Today, I came upon a sign which brought back into clear focus the reality that life offers no guarantees. The sign was attached to the bottom of a trail sign and next to it sat a pair of hiking boots filled with pebbles. It turned out to be a letter from the wife of a man named James, the “Bamahiker.” He had section hiked to Fontana Dam, but dreamed of thru-hiking the A.T. when he retired in June 2016. Unfortunately, he died from pancreatic cancer in July 2015. She had left James’ boots full of pebbles at the spot where he had last hiked on the A.T. in the hopes that other hikers would take a pebble along the trail with them, to wherever they might go, in a symbolic gesture of helping James realize his dream. She asked only that when you reach your destination, that you take a picture and email it to her. My pack is now one pebble heavier.
The most difficult thing about today’s hike was that you could see your destination the entire time. The beautiful Fontana Lake could be seen in the distance from the trail through the trees, and while it was just seven miles to the finish line, my proximity to the lake and dam seemed to diminish with agonizing slowness. One hiker remarked, “I know we are on the right trail because the dam keeps getting bigger. But will we ever get there?” Of course, we did finally get there.
The first place you can pick up a shuttle to Fontana Village is where the A.T. crosses NC Highway 28. Since tomorrow was going to be such a long day anyway, I elected to continue another 1.6 miles to the Dam Visitor Center while I could enjoy the walk with a light, food free pack. This section of the trail takes you on a very scenic walk along the edge of Fontana Lake and, eventually, to the Fontana Dam Shelter. This shelter, known as the “Fontana Hilton” is considered among the Top 10 shelters among hikers and features room for 20 people with a cell phone charging station, picnic area, real restrooms, and solar heated showers. Everything the discerning hiker needs.

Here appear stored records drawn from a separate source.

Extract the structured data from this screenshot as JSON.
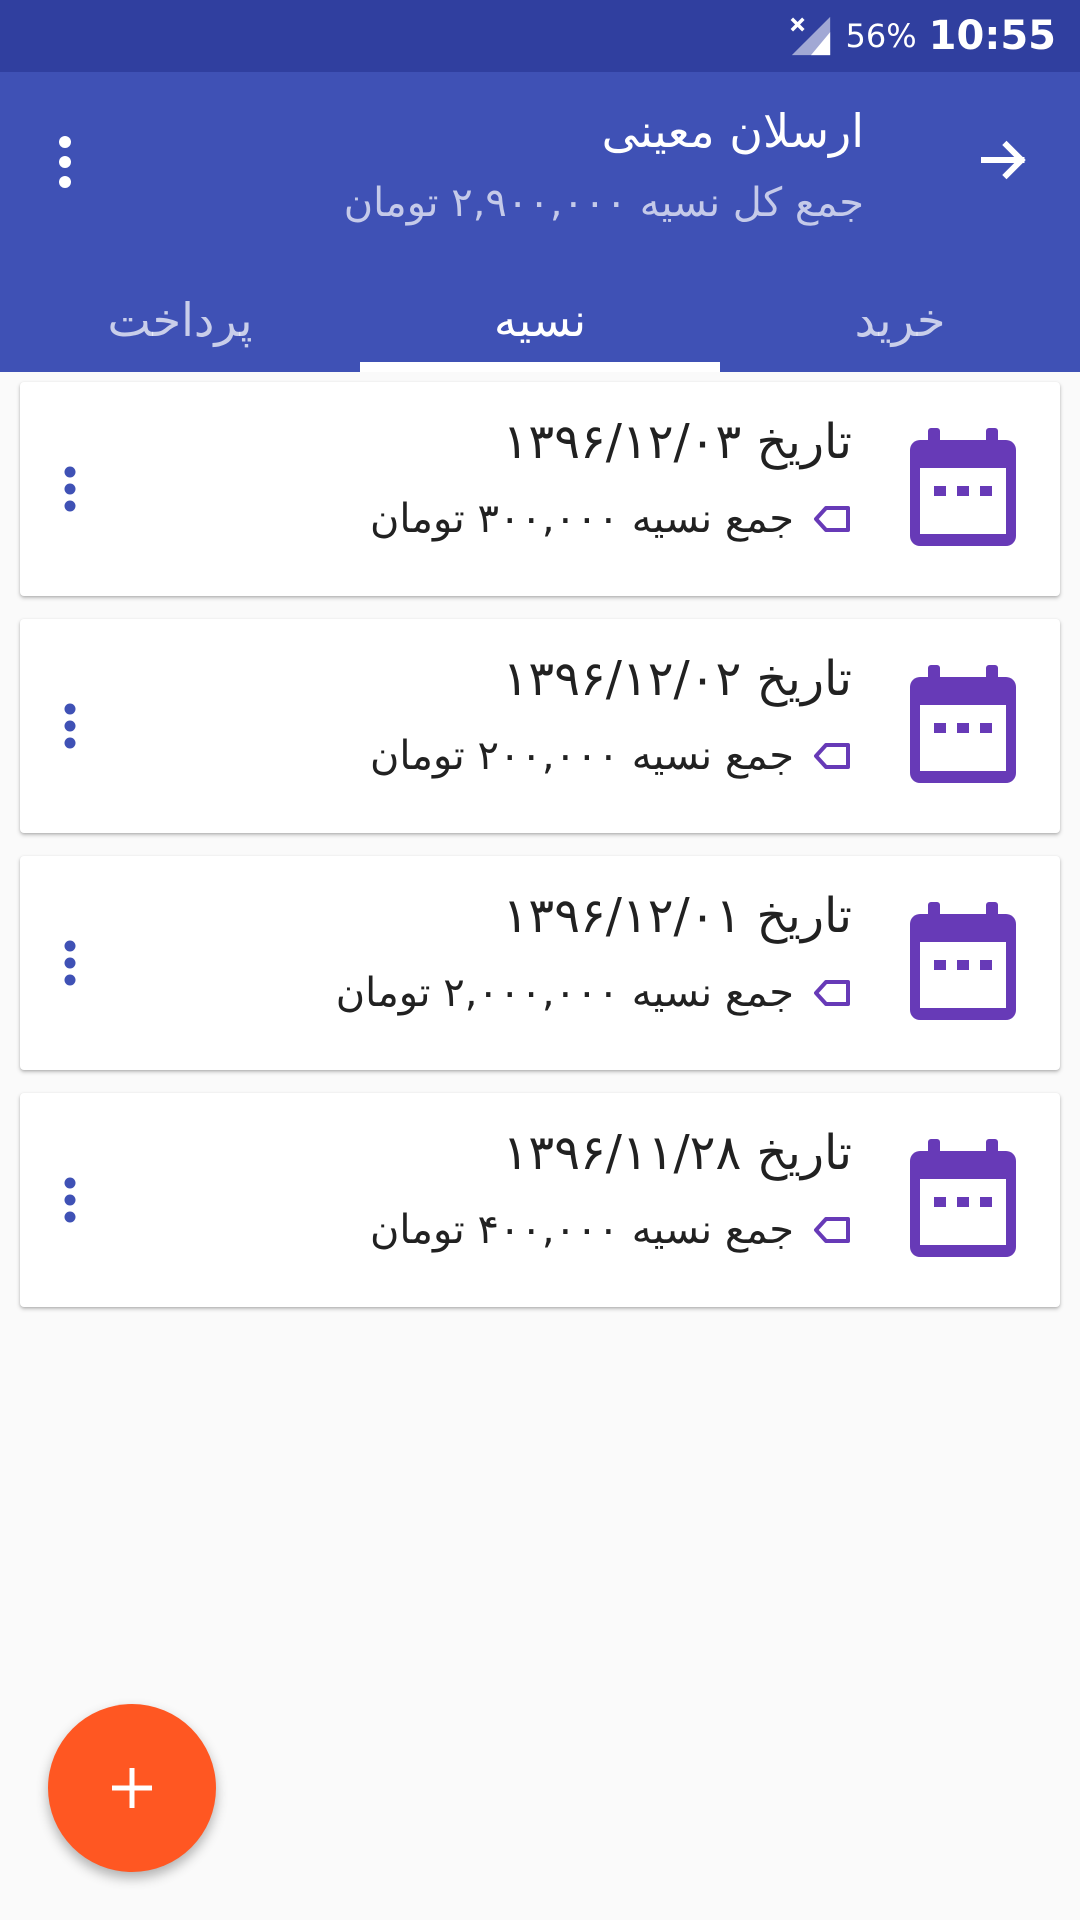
{
  "status_bar": {
    "battery": "56%",
    "time": "10:55",
    "icons": [
      "signal-off-icon"
    ]
  },
  "app_bar": {
    "title": "ارسلان معینی",
    "subtitle": "جمع کل نسیه ۲,۹۰۰,۰۰۰ تومان",
    "icons": [
      "arrow-back-icon",
      "more-vert-icon"
    ]
  },
  "tabs": [
    {
      "label": "خرید",
      "active": false
    },
    {
      "label": "نسیه",
      "active": true
    },
    {
      "label": "پرداخت",
      "active": false
    }
  ],
  "entries": [
    {
      "date": "تاریخ ۱۳۹۶/۱۲/۰۳",
      "sum": "جمع نسیه ۳۰۰,۰۰۰ تومان"
    },
    {
      "date": "تاریخ ۱۳۹۶/۱۲/۰۲",
      "sum": "جمع نسیه ۲۰۰,۰۰۰ تومان"
    },
    {
      "date": "تاریخ ۱۳۹۶/۱۲/۰۱",
      "sum": "جمع نسیه ۲,۰۰۰,۰۰۰ تومان"
    },
    {
      "date": "تاریخ ۱۳۹۶/۱۱/۲۸",
      "sum": "جمع نسیه ۴۰۰,۰۰۰ تومان"
    }
  ],
  "colors": {
    "status_bar": "#303f9f",
    "primary": "#3f51b5",
    "accent_icon": "#673ab7",
    "menu_dots": "#3f51b5",
    "fab": "#ff5722"
  },
  "fab": {
    "icon": "plus-icon"
  }
}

My tastes, however, tended towards a room at the Fontana Lodge. Once I reached the Dam Visitor Center parking lot, I got out my phone to call for a shuttle only to discover that I had no service. No matter where I walked, what direction I faced, or how I contorted my body, I could not get a single bar on my phone. Hmm….now what am I going to do? Just as I was about to throw my hands up in exasperation, a Fontana Village van arrived, and the girl driving asked me if I needed a ride. The trail does indeed provide.
Tonight, I’m splitting the room at the Lodge with Mandrake and Rockhopper, but I hadn’t seen them for several hours. So I checked in, took a shower, put on my rain clothes, gathered up my dirty clothes, and headed down the hill to the General Store and Laundry. The entire gang was already there, so I joined them on the store porch to enjoy some junk food while we waited for our clothes to get clean in the slowest machines this side of the Mississippi River.
Fontana Dam is often touted as one of the places to always mail yourself a resupply package due to the limited resupply selection. That may have been true in the past, but that General Store has everything you need at reasonable prices. Yeah, the tuna packets are $2 (a 100% markup from Walmart), but they had a wide selection of Mountain House and Backpacker Pantry products from $6-8, which is pretty standard.
After getting into clean clothes, we headed to the dining room for some real food. I sat with Mandrake, Rockhopper, and CCOTT and we ordered (depending on your persuasion) cold craft beer with either a Veggie Burger or a burger topped with barbecued pulled pork topped with bacon. I’ll leave it to you to guess what I chose.
Tonight we are turning in early for a big day tomorrow. The climb out of Fontana Dam has been touted as one of the most interesting sections of the A.T. so we are both apprehensive and excited to start our journey through the Great Smoky Mountain National Park.